LYDEN: And so what exactly is happening today, Saturday?
Ms. PARK: Right. Well, this is the National Coffee Day. And across the country in just about every state, including Alaska and Hawaii, people are coming together as a community to engage in a conversation about what concerns them.
LYDEN: Your Web page, and the people joining you, has grown very fast. Do you see this is as a mirror, in any way, of what the Tea Party is doing?
Ms. PARK: I dont know if it's a mirror but I do think that, you know, we are coming from the position - the Tea Party and the Coffee Party -that we dont feel represented by our federal government right now.
LYDEN: And so - but it seems that you would not be making common cause much beyond that, right?
Ms. PARK: Oh, no. I dont know about that. I think it's important for us to actually meet with people who identify themselves as Tea Party members, and sit down and have coffee or tea with them.
LYDEN: The Tea Party people say that they have historical root because of the people who dumped tea into Boston Harbor...
Ms. PARK: Mm-hmm.
LYDEN: ...to protest the forced tax on the importation of tea. Do you feel a lack of historical precedent?

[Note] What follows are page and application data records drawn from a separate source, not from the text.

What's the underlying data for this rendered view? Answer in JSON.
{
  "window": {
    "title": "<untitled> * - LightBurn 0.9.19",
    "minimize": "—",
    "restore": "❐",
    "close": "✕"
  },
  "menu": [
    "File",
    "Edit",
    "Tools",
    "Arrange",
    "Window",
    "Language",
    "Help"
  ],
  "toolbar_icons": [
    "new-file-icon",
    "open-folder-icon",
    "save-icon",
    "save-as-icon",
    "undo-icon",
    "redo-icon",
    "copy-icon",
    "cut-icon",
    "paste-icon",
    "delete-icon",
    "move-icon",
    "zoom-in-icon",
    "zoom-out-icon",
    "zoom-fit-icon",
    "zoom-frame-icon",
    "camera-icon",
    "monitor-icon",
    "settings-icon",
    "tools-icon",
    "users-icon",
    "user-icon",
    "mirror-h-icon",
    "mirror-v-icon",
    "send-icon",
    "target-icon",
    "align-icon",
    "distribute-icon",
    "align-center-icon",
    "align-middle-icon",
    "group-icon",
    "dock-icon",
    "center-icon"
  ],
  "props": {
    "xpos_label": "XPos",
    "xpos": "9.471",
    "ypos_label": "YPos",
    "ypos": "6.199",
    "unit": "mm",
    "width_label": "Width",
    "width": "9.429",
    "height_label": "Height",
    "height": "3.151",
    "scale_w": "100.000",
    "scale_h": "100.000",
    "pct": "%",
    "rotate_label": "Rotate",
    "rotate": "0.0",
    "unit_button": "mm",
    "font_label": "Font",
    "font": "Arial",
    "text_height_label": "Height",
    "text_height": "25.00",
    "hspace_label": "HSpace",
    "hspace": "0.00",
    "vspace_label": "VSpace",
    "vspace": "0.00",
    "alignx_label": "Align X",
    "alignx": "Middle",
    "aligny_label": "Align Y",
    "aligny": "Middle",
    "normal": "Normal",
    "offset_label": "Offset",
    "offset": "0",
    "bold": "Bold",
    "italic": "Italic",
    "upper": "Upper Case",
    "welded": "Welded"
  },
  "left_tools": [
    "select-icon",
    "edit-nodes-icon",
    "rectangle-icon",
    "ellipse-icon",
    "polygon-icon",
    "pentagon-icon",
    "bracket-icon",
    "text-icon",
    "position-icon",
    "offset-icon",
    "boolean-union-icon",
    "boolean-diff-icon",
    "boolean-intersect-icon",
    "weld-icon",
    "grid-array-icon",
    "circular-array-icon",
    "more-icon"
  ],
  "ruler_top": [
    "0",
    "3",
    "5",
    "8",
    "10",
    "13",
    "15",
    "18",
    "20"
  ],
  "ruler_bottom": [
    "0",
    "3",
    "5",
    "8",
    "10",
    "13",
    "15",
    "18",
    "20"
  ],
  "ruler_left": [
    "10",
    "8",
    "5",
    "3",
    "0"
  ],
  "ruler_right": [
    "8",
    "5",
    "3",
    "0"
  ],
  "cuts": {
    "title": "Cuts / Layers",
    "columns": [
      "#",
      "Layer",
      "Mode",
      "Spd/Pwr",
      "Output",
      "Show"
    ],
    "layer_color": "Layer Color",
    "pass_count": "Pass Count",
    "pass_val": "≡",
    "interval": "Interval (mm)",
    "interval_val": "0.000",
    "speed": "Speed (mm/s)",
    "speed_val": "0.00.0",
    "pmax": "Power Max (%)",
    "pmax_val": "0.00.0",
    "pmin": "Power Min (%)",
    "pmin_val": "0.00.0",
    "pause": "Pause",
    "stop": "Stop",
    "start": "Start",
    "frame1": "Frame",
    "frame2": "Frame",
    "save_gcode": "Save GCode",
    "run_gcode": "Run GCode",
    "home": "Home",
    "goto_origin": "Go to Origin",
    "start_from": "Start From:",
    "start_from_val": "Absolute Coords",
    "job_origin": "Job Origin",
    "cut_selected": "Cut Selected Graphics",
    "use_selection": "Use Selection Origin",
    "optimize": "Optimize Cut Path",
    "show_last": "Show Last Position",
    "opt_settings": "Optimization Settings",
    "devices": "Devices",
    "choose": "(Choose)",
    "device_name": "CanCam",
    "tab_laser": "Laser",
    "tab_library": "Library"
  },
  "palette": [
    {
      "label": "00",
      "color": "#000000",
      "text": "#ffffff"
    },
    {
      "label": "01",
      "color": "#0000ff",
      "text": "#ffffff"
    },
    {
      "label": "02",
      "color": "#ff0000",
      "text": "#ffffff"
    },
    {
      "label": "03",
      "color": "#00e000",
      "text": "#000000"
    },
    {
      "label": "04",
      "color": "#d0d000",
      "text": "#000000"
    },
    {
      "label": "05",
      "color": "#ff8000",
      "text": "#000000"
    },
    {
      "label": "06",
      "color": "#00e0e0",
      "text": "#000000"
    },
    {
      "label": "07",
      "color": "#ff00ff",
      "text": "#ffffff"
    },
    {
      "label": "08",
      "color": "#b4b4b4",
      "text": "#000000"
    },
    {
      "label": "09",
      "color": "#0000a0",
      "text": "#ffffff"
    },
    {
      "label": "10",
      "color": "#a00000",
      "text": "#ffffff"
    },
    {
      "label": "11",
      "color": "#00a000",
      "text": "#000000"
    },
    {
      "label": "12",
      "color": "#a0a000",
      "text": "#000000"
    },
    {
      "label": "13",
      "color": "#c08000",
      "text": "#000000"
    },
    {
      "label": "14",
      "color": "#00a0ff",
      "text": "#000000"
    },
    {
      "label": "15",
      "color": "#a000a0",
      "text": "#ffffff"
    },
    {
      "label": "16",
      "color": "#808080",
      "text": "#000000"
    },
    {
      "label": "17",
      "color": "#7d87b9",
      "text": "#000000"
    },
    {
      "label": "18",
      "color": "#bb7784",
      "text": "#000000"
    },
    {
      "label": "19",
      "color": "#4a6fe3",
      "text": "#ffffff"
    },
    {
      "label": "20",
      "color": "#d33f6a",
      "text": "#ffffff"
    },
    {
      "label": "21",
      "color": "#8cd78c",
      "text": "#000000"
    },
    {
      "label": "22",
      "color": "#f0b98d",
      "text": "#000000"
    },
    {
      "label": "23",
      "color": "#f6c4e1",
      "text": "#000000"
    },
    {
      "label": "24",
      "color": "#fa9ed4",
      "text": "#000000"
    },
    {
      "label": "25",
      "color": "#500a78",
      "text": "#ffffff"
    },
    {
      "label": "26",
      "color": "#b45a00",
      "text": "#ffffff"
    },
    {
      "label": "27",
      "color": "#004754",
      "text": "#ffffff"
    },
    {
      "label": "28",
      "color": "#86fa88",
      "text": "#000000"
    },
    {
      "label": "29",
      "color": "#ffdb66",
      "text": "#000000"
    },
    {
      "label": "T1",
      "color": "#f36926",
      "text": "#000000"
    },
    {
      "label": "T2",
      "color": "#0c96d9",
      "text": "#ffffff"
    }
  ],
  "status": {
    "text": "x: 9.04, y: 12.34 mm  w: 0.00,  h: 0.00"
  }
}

Ms. PARK: Not at all. In fact, after they dumped tea into the harbor, the Continental Congress declared coffee the national drink. And that became the solution to the problem. Right? So we associate coffee with both solutions and working really hard for representation.
LYDEN: Did you know that before you named it the Coffee Party?
Ms. PARK: I had a vague sense that there was a connection to it, but I found out like, the exact details afterwards. But I knew that coffee became the American drink because of things that happened during the Revolution.
LYDEN: Mm-hmm. So I gather this has come about very, very quickly, Annabel. Has it kind of taken over your life?
(Soundbite of laughter)
Ms. PARK: Yes, it certainly has. I was already pretty busy and overextended. I had two documentary projects going at once. So I've kind of had to put a lot of things on hold to focus on this. So yeah, it's definitely been a surprise in my life.
LYDEN: So whats your goal, Annabel? Does the party want to endorse candidates or translate into electoral power?
Ms. PARK: Right. Well, you know, what we're trying to do is go through a process of practicing democracy together. I mean, I think that elections, during campaigns, there are clear ways to participate. But when you're not in the middle of a campaign, it's very hard to figure out how to engage in a political process, in an ongoing way, that's effective and constructive. So we're trying to create opportunities for that kind of effective, ongoing engagement.
LYDEN: Annabel, thank you very much for joining us.
Ms. PARK: Thank you.
LYDEN: You're listening to WEEKEND EDITION, from NPR News.
NPR transcripts are created on a rush deadline by a contractor for NPR, and accuracy and availability may vary. This text may not be in its final form and may be updated or revised in the future. Please be aware that the authoritative record of NPR's programming is the audio.